Another useful, but underutilized, group of functions in TSF are those relating to Input Scopes.   Input Scopes allow an application to define the sorts of things that are expected in this document (edit control, etc.).  For example, the Internet Explorer 7 address bar has an input scope of IS_URL | IS_DEFAULT | IS_ENUMSTRING - meaning that the address bar expects the input to be either a URL, one of the entries in its enumeration, or just plain anything (IE will default to searching for the string you typed). 

Input scopes were originally created for the Tablet PC, and a lot of the MSDN documentation is specifically related to the Tablet PC.  However, other input handlers (for example, speech) use input scopes as well to improve recognition.   For example, Windows Speech Recognition has a custom URL language model that is used when a control specifies the IS_URL input scope.  This significantly improves recognitions on URLs that are part of the language model.

The functions are very easy to use, if you have an hwnd for your control.  If you only want to set a single input scope (for example, IS_DIGITS for a numeric control), then SetInputScope is the function for you.  If you want to set multiple input scopes, or you want to use one of the more exotic input scopes like IS_PHRASELIST or IS_REGULAREXPRESSION (which return application-defined strings), then you will want to use SetInputScopes, which allows you to pass an array of input scopes, along with other data.  Finally, Windows Vista adds SetInputScopes2, which is a variant of the SetInputScopes function, but which takes a string enumerator object instead of an array of strings.

One thing to take note is that if you call SetInputScope (or one of its siblings), you need to call SetInputScope(hwnd, IS_DEFAULT) before the window is destroyed.  MSDN mentions this in the remarks; I want to emphasize it.

If your control doesn't have an hwnd, or if you want to have multiple input scopes per document, the situation is a bit more complicated.   MSDN isn't very clear about how to make input scopes work in TSF-aware applications.  In the description of the ITfInputScope interface, MSDN says

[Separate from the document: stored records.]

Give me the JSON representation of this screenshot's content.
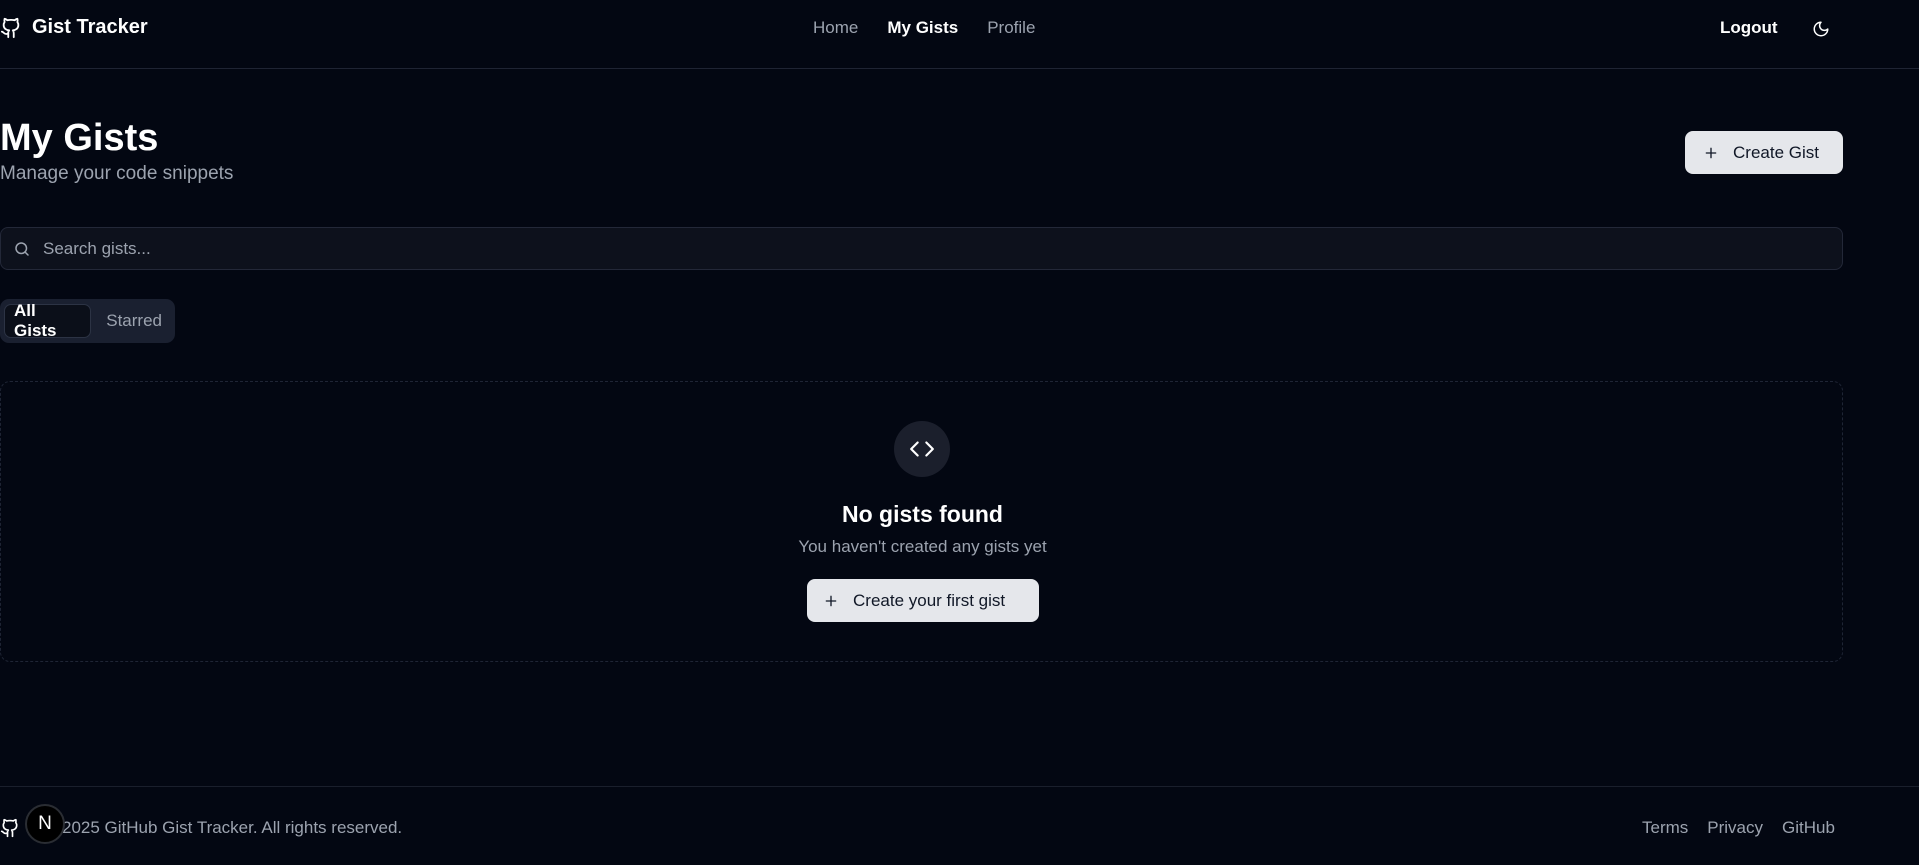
{
  "header": {
    "app_name": "Gist Tracker",
    "nav": [
      "Home",
      "My Gists",
      "Profile"
    ],
    "active_nav": "My Gists",
    "logout_label": "Logout",
    "theme_icon": "moon-icon"
  },
  "page": {
    "title": "My Gists",
    "subtitle": "Manage your code snippets",
    "create_button": "Create Gist"
  },
  "search": {
    "placeholder": "Search gists...",
    "value": ""
  },
  "tabs": {
    "items": [
      "All Gists",
      "Starred"
    ],
    "active": "All Gists"
  },
  "empty_state": {
    "icon": "code-icon",
    "title": "No gists found",
    "description": "You haven't created any gists yet",
    "button": "Create your first gist"
  },
  "footer": {
    "copyright": "2025 GitHub Gist Tracker. All rights reserved.",
    "links": [
      "Terms",
      "Privacy",
      "GitHub"
    ]
  },
  "dev_badge": {
    "letter": "N"
  },
  "colors": {
    "background": "#030712",
    "text_primary": "#ffffff",
    "text_muted": "#9ca3af",
    "button_bg": "#e5e7eb"
  }
}
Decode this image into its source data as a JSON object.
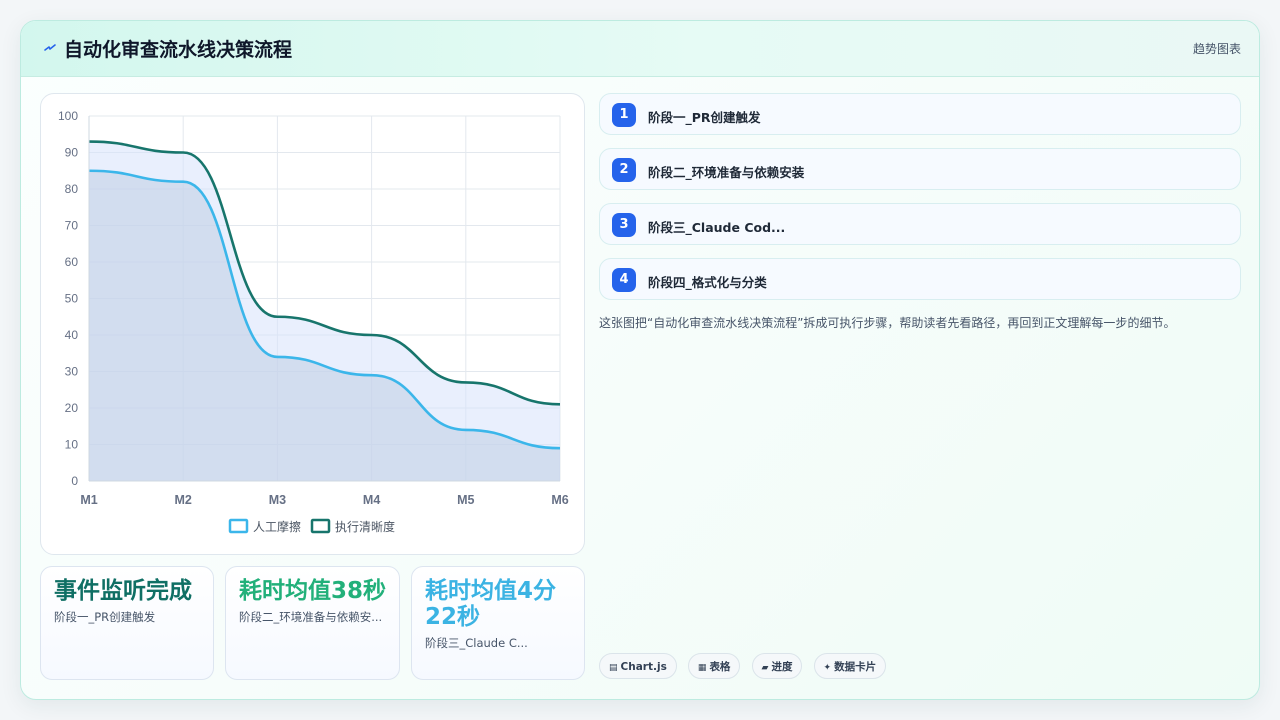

A TSF-aware application does not call SetInputScope directly, but rather implements either ITextStoreACP or ITfContextOwner to get a pointer to ITfInputScope.

What this bit means is that TSF-aware applications need to implement input scopes via an application property.  In particular, you need to implement ITextStoreACP::RequestSupportedAttrs, and ITextStoreACP::RetrieveRequestedAttrs.  If you want to have multiple input scopes per document, then you also need to implement ITextStoreACP::RequestAttrsAtPosition.  Note that the documentation refers to TS_ATTRIDs; these are typedefs for GUIDs!  The TS_ATTRID that you need to support for input scopes is GUID_PROP_INPUTSCOPE  (you may, of course, add support for other TS_ATTRIDs). 

Retrieving input scopes is fairly straightforward.  MSDN has a nice code snippet describing how to retrieve the ITfInputScope interface here; once you have it, use ITfInputScope::GetInputScopes to retrieve the list of input scopes, and the other methods return auxiliary data for exotic input scopes.

If you need the string enumerator (i.e., you want to support IS_ENUMSTRING), then you need to get the ITfInputScope2 interface, instead of ITfInputScope; all you need to do is QI the application property for IID_ITfInputScope2 instead of IID_ITfInputScope.   The MSDN documentation for ITfInputScope2 is incorrect; ITfInputScope2 extends ITfInputScope, not IUnknown (and it's only available on Windows Vista).   

The Input Scope enumerations are defined here